When film producer Cubby Broccoli was searching for an actor to replace Sean Connery for Live and Let Die (1973), the handsome and charismatic Jon Finch was offered the role of James Bond, but unbelievably turned it down. Roger Moore got the part instead.
In the same year, Richard Lester wanted to cast Finch in The Three Musketeers, a humorous adaptation of Alexandre Dumas’ novel. Again, Finch declined.
Four years later, he was the first choice to play Ray Doyle in the ITV crime series The Professionals (1977-1983), but he pulled out at the last moment, saying he could not possibly play a policeman. The job went to Martin Shaw. But in spite of what appears to be monumental reluctance, Finch’s career was comprised of a fine body of work.
The son of a merchant banker, he gained his first theatrical experience in amateur groups and, after national service, worked for a number of rep companies. He made his television debut in the much derided soap opera, Crossroads, in 1964. Six years later, he played supporting roles in two Hammer Horror films, The Vampire Lovers and The Horror of Frankenstein.
His career reached its zenith at the start of the 1970s. He played the title role in Roman Polanski’s gory cinema adaptation of Macbeth.

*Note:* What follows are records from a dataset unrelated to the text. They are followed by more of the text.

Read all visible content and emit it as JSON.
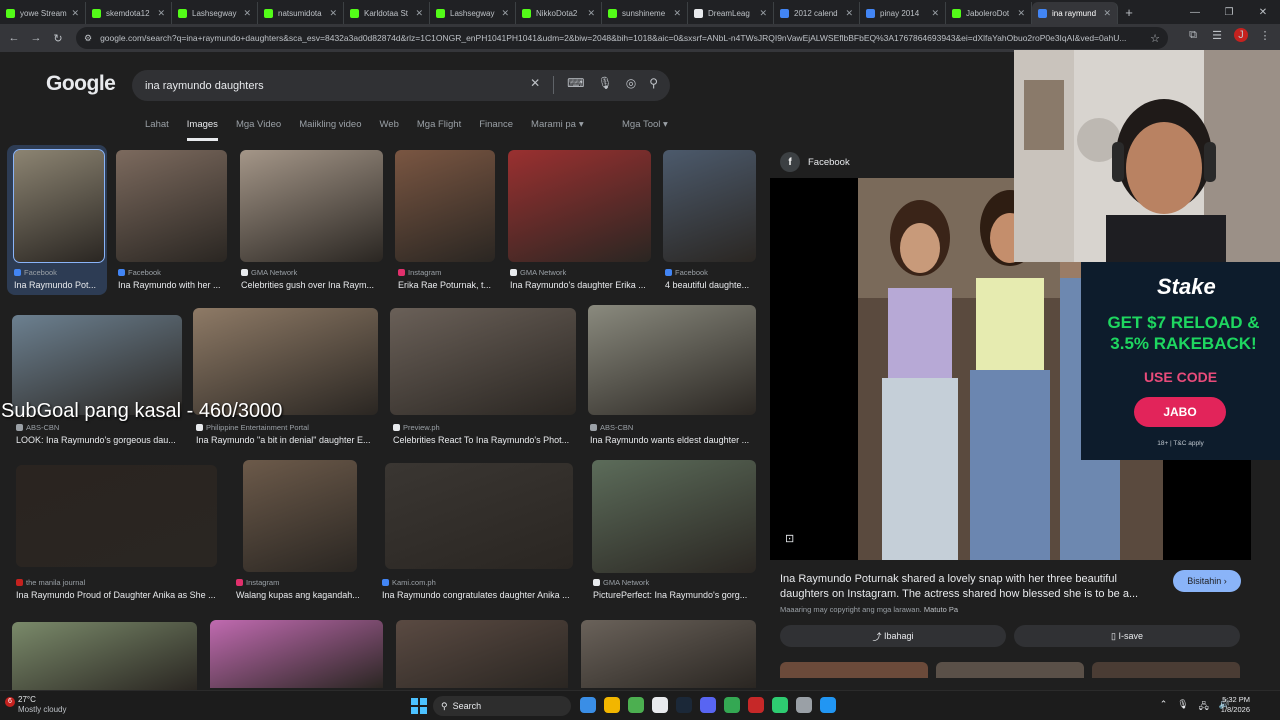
{
  "browser": {
    "tabs": [
      {
        "label": "yowe Stream",
        "color": "#53fc18"
      },
      {
        "label": "skemdota12",
        "color": "#53fc18"
      },
      {
        "label": "Lashsegway",
        "color": "#53fc18"
      },
      {
        "label": "natsumidota",
        "color": "#53fc18"
      },
      {
        "label": "Karldotaa St",
        "color": "#53fc18"
      },
      {
        "label": "Lashsegway",
        "color": "#53fc18"
      },
      {
        "label": "NikkoDota2",
        "color": "#53fc18"
      },
      {
        "label": "sunshineme",
        "color": "#53fc18"
      },
      {
        "label": "DreamLeag",
        "color": "#e8eaed"
      },
      {
        "label": "2012 calend",
        "color": "#4285f4"
      },
      {
        "label": "pinay 2014",
        "color": "#4285f4"
      },
      {
        "label": "JaboleroDot",
        "color": "#53fc18"
      },
      {
        "label": "ina raymund",
        "color": "#4285f4"
      }
    ],
    "new_tab": "+",
    "url": "google.com/search?q=ina+raymundo+daughters&sca_esv=8432a3ad0d82874d&rlz=1C1ONGR_enPH1041PH1041&udm=2&biw=2048&bih=1018&aic=0&sxsrf=ANbL-n4TWsJRQI9nVawEjALWSEflbBFbEQ%3A1767864693943&ei=dXlfaYahObuo2roP0e3IqAI&ved=0ahU..."
  },
  "google": {
    "logo": "Google",
    "query": "ina raymundo daughters",
    "tabs": [
      "Lahat",
      "Images",
      "Mga Video",
      "Maiikling video",
      "Web",
      "Mga Flight",
      "Finance",
      "Marami pa"
    ],
    "tools": "Mga Tool"
  },
  "results": [
    {
      "source": "Facebook",
      "caption": "Ina Raymundo Pot...",
      "icolor": "#4285f4"
    },
    {
      "source": "Facebook",
      "caption": "Ina Raymundo with her ...",
      "icolor": "#4285f4"
    },
    {
      "source": "GMA Network",
      "caption": "Celebrities gush over Ina Raym...",
      "icolor": "#e8eaed"
    },
    {
      "source": "Instagram",
      "caption": "Erika Rae Poturnak, t...",
      "icolor": "#e1306c"
    },
    {
      "source": "GMA Network",
      "caption": "Ina Raymundo's daughter Erika ...",
      "icolor": "#e8eaed"
    },
    {
      "source": "Facebook",
      "caption": "4 beautiful daughte...",
      "icolor": "#4285f4"
    },
    {
      "source": "ABS-CBN",
      "caption": "LOOK: Ina Raymundo's gorgeous dau...",
      "icolor": "#9aa0a6"
    },
    {
      "source": "Philippine Entertainment Portal",
      "caption": "Ina Raymundo \"a bit in denial\" daughter E...",
      "icolor": "#e8eaed"
    },
    {
      "source": "Preview.ph",
      "caption": "Celebrities React To Ina Raymundo's Phot...",
      "icolor": "#e8eaed"
    },
    {
      "source": "ABS-CBN",
      "caption": "Ina Raymundo wants eldest daughter ...",
      "icolor": "#9aa0a6"
    },
    {
      "source": "the manila journal",
      "caption": "Ina Raymundo Proud of Daughter Anika as She ...",
      "icolor": "#c5221f"
    },
    {
      "source": "Instagram",
      "caption": "Walang kupas ang kagandah...",
      "icolor": "#e1306c"
    },
    {
      "source": "Kami.com.ph",
      "caption": "Ina Raymundo congratulates daughter Anika ...",
      "icolor": "#4285f4"
    },
    {
      "source": "GMA Network",
      "caption": "PicturePerfect: Ina Raymundo's gorg...",
      "icolor": "#e8eaed"
    }
  ],
  "overlay": "SubGoal pang kasal - 460/3000",
  "panel": {
    "source": "Facebook",
    "title": "Ina Raymundo Poturnak shared a lovely snap with her three beautiful daughters on Instagram. The actress shared how blessed she is to be a...",
    "visit": "Bisitahin",
    "copyright": "Maaaring may copyright ang mga larawan.",
    "learn_more": "Matuto Pa",
    "share": "Ibahagi",
    "save": "I-save"
  },
  "ad": {
    "brand": "Stake",
    "headline": "GET $7 RELOAD & 3.5% RAKEBACK!",
    "use_code": "USE CODE",
    "code": "JABO",
    "terms": "18+ | T&C apply"
  },
  "taskbar": {
    "temp": "27°C",
    "weather": "Mostly cloudy",
    "weather_badge": "6",
    "search": "Search",
    "time": "5:32 PM",
    "date": "1/8/2026"
  }
}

The following year, he starred as a man wrongfully convicted of murder in Hitchcock’s penultimate film, Frenzy.
There were further film roles in Lady Caroline Lamb (1972), Robert Bolt’s account of the life of Byron’s lover; Diagnosis Murder (1975), during the filming of which he fainted several times on the set and was diagnosed with diabetes; and the star-studded Hercule Poirot mystery, Death on the Nile (1978).
The following year, he should have appeared in Ridley Scott’s sci-fi horror picture, Alien, but pulled out on the second day of filming due to bronchitis, which forced him to spend three days in intensive care. His last major movie was Breaking Glass (1980), depicting the rise and fall of a young singer/songwriter.
On television, he had another starring role in 1975 when he appeared in 13 episodes of Ben Hall, the true story of an Australian bushranger convict in a series jointly produced by the BBC and the Australian Broadcasting Corporation. During 1978 and 1979, he was seen in BBC Television productions of Richard II and Henry IV, parts one and two.
Finch once modestly said: “I never wanted to be a big star. I usually do one film a year. So I always have enough money to enjoy myself and keep myself out of the public eye. It’s a very pleasant life – not one of great ambition.”
Jon Finch was born in Caterham, Surrey, on March 2, 1941. His body was found at his home in Hastings, East Sussex, on December 28. He was 71.